Each record is to be repeated exactly as it stands below.

### [Supplied records]
╭──

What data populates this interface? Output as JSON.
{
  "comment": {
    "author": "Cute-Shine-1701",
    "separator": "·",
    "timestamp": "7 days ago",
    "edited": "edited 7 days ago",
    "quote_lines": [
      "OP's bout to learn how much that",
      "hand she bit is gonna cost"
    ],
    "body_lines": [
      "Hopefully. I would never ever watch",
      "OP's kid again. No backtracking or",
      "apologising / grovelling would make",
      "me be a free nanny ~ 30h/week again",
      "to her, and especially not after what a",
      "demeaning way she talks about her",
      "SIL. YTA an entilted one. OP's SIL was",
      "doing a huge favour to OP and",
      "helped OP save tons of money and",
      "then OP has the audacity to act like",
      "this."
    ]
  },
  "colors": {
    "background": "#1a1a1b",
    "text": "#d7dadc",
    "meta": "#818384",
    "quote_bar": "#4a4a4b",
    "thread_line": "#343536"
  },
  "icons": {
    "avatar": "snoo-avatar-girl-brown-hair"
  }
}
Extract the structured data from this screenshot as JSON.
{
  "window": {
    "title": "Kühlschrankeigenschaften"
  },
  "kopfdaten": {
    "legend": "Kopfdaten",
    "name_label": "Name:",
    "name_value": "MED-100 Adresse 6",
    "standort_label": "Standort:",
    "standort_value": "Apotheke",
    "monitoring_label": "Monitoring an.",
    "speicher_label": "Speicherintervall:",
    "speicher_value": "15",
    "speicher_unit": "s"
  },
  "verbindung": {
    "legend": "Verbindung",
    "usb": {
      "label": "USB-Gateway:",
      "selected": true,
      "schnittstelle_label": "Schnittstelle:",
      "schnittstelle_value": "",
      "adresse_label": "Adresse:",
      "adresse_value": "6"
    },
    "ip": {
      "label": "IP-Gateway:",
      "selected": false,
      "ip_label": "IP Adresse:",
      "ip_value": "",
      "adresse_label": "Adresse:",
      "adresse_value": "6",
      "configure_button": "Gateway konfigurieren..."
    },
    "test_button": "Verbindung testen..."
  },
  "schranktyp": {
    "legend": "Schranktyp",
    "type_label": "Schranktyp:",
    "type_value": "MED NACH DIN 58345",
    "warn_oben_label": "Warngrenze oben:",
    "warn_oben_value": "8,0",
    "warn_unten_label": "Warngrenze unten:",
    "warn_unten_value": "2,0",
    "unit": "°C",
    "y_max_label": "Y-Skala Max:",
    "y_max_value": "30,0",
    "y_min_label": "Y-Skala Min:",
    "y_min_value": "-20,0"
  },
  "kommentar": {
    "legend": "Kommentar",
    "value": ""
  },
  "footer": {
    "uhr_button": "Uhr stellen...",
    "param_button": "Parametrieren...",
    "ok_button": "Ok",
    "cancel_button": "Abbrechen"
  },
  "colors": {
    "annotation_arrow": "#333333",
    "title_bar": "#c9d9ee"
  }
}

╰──

### [Task solution]
What data populates this interface? Output as JSON.
{
  "comment": {
    "author": "Cute-Shine-1701",
    "separator": "·",
    "timestamp": "7 days ago",
    "edited": "edited 7 days ago",
    "quote_lines": [
      "OP's bout to learn how much that",
      "hand she bit is gonna cost"
    ],
    "body_lines": [
      "Hopefully. I would never ever watch",
      "OP's kid again. No backtracking or",
      "apologising / grovelling would make",
      "me be a free nanny ~ 30h/week again",
      "to her, and especially not after what a",
      "demeaning way she talks about her",
      "SIL. YTA an entilted one. OP's SIL was",
      "doing a huge favour to OP and",
      "helped OP save tons of money and",
      "then OP has the audacity to act like",
      "this."
    ]
  },
  "colors": {
    "background": "#1a1a1b",
    "text": "#d7dadc",
    "meta": "#818384",
    "quote_bar": "#4a4a4b",
    "thread_line": "#343536"
  },
  "icons": {
    "avatar": "snoo-avatar-girl-brown-hair"
  }
}
Extract the structured data from this screenshot as JSON.
{
  "window": {
    "title": "Kühlschrankeigenschaften"
  },
  "kopfdaten": {
    "legend": "Kopfdaten",
    "name_label": "Name:",
    "name_value": "MED-100 Adresse 6",
    "standort_label": "Standort:",
    "standort_value": "Apotheke",
    "monitoring_label": "Monitoring an.",
    "speicher_label": "Speicherintervall:",
    "speicher_value": "15",
    "speicher_unit": "s"
  },
  "verbindung": {
    "legend": "Verbindung",
    "usb": {
      "label": "USB-Gateway:",
      "selected": true,
      "schnittstelle_label": "Schnittstelle:",
      "schnittstelle_value": "",
      "adresse_label": "Adresse:",
      "adresse_value": "6"
    },
    "ip": {
      "label": "IP-Gateway:",
      "selected": false,
      "ip_label": "IP Adresse:",
      "ip_value": "",
      "adresse_label": "Adresse:",
      "adresse_value": "6",
      "configure_button": "Gateway konfigurieren..."
    },
    "test_button": "Verbindung testen..."
  },
  "schranktyp": {
    "legend": "Schranktyp",
    "type_label": "Schranktyp:",
    "type_value": "MED NACH DIN 58345",
    "warn_oben_label": "Warngrenze oben:",
    "warn_oben_value": "8,0",
    "warn_unten_label": "Warngrenze unten:",
    "warn_unten_value": "2,0",
    "unit": "°C",
    "y_max_label": "Y-Skala Max:",
    "y_max_value": "30,0",
    "y_min_label": "Y-Skala Min:",
    "y_min_value": "-20,0"
  },
  "kommentar": {
    "legend": "Kommentar",
    "value": ""
  },
  "footer": {
    "uhr_button": "Uhr stellen...",
    "param_button": "Parametrieren...",
    "ok_button": "Ok",
    "cancel_button": "Abbrechen"
  },
  "colors": {
    "annotation_arrow": "#333333",
    "title_bar": "#c9d9ee"
  }
}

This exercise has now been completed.